Most people often criticize that the human resources that do well in the theoretical subjects in the colleges are unable to perform when it comes to working in the field. They look upon the human resources market with a question mark and distrust. Some question the colleges and their syllabi for the output without enough information.
Arun Gupto is an author and a professor. He is currently the Principal of the Institute of Advanced Communication, Education and Research (IACER), Kathmandu. Prior to this, he was an English Professor at Tribhuvan University. Gupto did his Ph.D in English Literature from Tribhuvan University. He has a double Master’s degree in English Literature from Tribhuwan University in 1984 and again from Drew University, USA in 1994. He has published numerous books, book chapters, and articles including his popular work, “Goddess of Kathmandu Valley”. And undoubtedly has had a close involvement in the progress of the education field. To know how much truth exists in the criticism about skilled human resources, we talked to him about his involvement with IACER, IACER’s contribution in the production of skilled manpower, and the overall education system in Nepal. Excerpt:
What types of human resources is the college producing? And how is the college making sure that they are qualified?
I rarely like the term “resources” when we talk about human resources in relation to education. The term limits the scope of education, particularly higher education because along with humans as capital which the term resources suggest, educational institutions prepare intellectuals as thinkers, advisers, planners who may be historians, sociologists, humanists, physicists, pedagogues, and so on.
IACER has two higher education programs and we offer courses that prepare students for further research. It gears up with the modern educational idea that for specialized research, both doctoral or other, you must have an interdisciplinary perspective. All specialization begins with an interdisciplinary vision. Our idea of qualification is related to how students gain ‘as much knowledge as possible’ in a limited semester programs about the Humanities and Social Sciences, it’s content and methodologies, so as to venture for specialized research.
What kind of (soft) skills do the college prioritizes for students?
If critical thinking were considered as skill or soft skill, which it is, and not entirely necessary, we prepare students to be critical scholars, logical planner, argumentative thinkers, along with developing sensitivity as cultured citizens. Generally, syllabi are designed to make students work in a ‘real-world situation’, but university syllabi are not necessarily designed to send students to fit in job markets. Fitting into the real world situation is not the sole purpose of education. It is so because we cannot comfortably define what the real-world situation is. Is it getting a job or just being a critically good, sensitive Nepali? There, however, are university programs that try to prepare students to be successful as lawyers, teachers, doctors, engineers and so on.
There is a gap in the demand and supply regarding the qualified human resources market. How is the college making sure that the manpower produce is meeting the demand?
IACER students are mostly teachers and they look for teaching jobs too. Most of our students are successful teachers but they have to look for jobs outside of Kathmandu too. Moving out provides more scopes in teaching. We try to connect with schools and colleges for job placements. We have to be professionally planning about job placements as management schools do.

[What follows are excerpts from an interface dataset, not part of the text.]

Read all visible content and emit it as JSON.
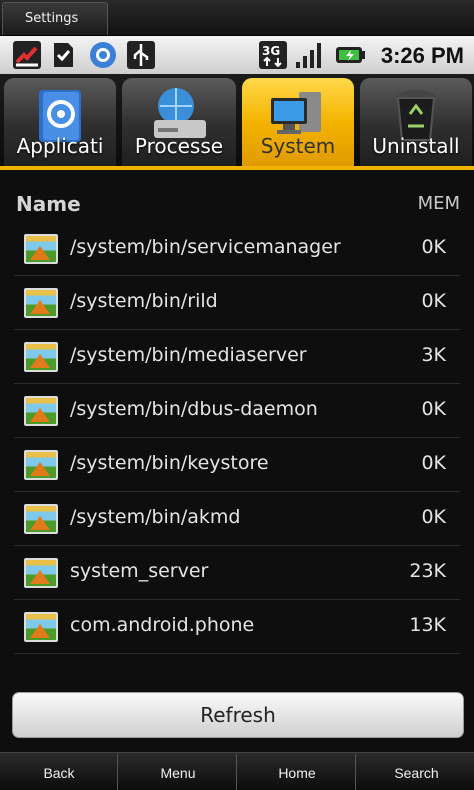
{
  "window": {
    "title_tab": "Settings"
  },
  "status_bar": {
    "time": "3:26 PM",
    "icons": [
      "missed-call-icon",
      "sd-card-icon",
      "sync-icon",
      "usb-icon",
      "3g-icon",
      "signal-icon",
      "battery-icon"
    ]
  },
  "tabs": [
    {
      "label": "Applicati",
      "icon": "address-book-icon",
      "active": false
    },
    {
      "label": "Processe",
      "icon": "hard-drive-icon",
      "active": false
    },
    {
      "label": "System",
      "icon": "computer-icon",
      "active": true
    },
    {
      "label": "Uninstall",
      "icon": "recycle-bin-icon",
      "active": false
    }
  ],
  "list_header": {
    "name": "Name",
    "mem": "MEM"
  },
  "processes": [
    {
      "name": "/system/bin/servicemanager",
      "mem": "0K"
    },
    {
      "name": "/system/bin/rild",
      "mem": "0K"
    },
    {
      "name": "/system/bin/mediaserver",
      "mem": "3K"
    },
    {
      "name": "/system/bin/dbus-daemon",
      "mem": "0K"
    },
    {
      "name": "/system/bin/keystore",
      "mem": "0K"
    },
    {
      "name": "/system/bin/akmd",
      "mem": "0K"
    },
    {
      "name": "system_server",
      "mem": "23K"
    },
    {
      "name": "com.android.phone",
      "mem": "13K"
    }
  ],
  "refresh_label": "Refresh",
  "bottom_nav": {
    "back": "Back",
    "menu": "Menu",
    "home": "Home",
    "search": "Search"
  },
  "colors": {
    "accent": "#f2b200",
    "background": "#0e0e0e"
  }
}
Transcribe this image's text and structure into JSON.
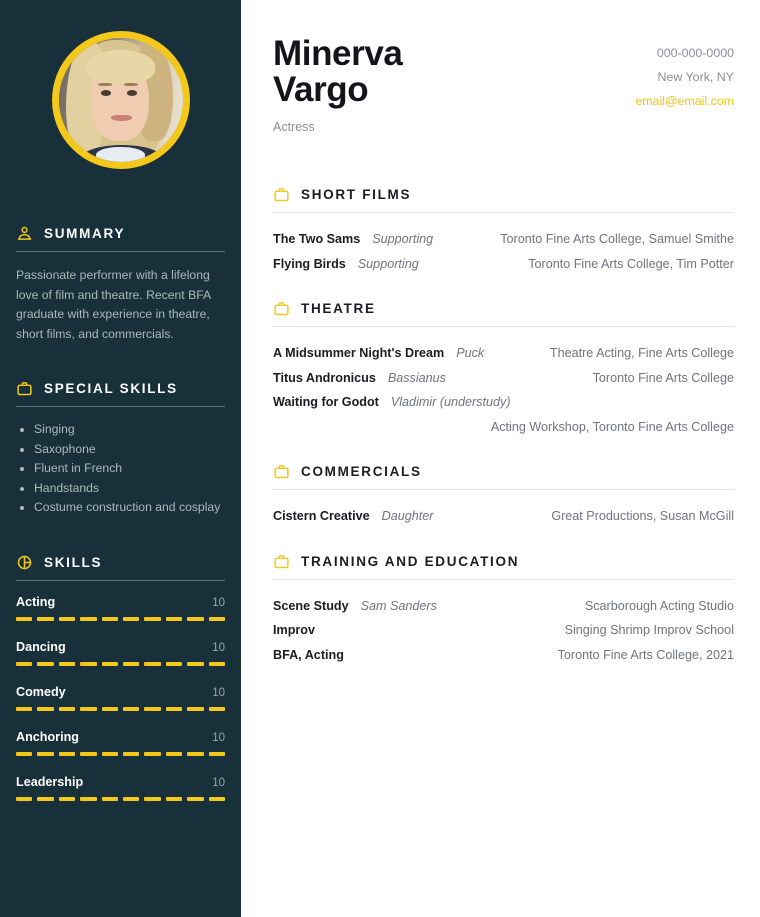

How has the response been of organizations hiring the students/manpower produced from the college?
As I said, students going for teaching jobs have performed very successfully. Many opt for media jobs also. In these areas, there are many students who have been professionally successful. English graduates are successful in getting teaching jobs. It is because English education is compulsory in schools and colleges and we need teachers.
In order to better or minimize the gap, we have today in the human resources market. What kind of steps can we take to improve it? What is the college doing for the scenario?
Job placements cannot be the sole responsibility of colleges and universities. If the college aims the courses and programs at job placements too, educational planning should think about such connectivity. But neither government nor educational institutions can sit and plan in their offices unless they encourage a regular team of researchers to do extensive research in this area. I do not see such research is done in, for instance, English or Physics departments. They all focus on disciplinary research and are very departmentally oriented. But leading universities in the world focus on community-oriented researches also, even departments like Chemistry, Psychology, English, and History, etc. should have such community-oriented research. Departmental researches focus a lot on the course, though they are obviously necessary. But the idea of the university is very broad and is larger than 5-year planning.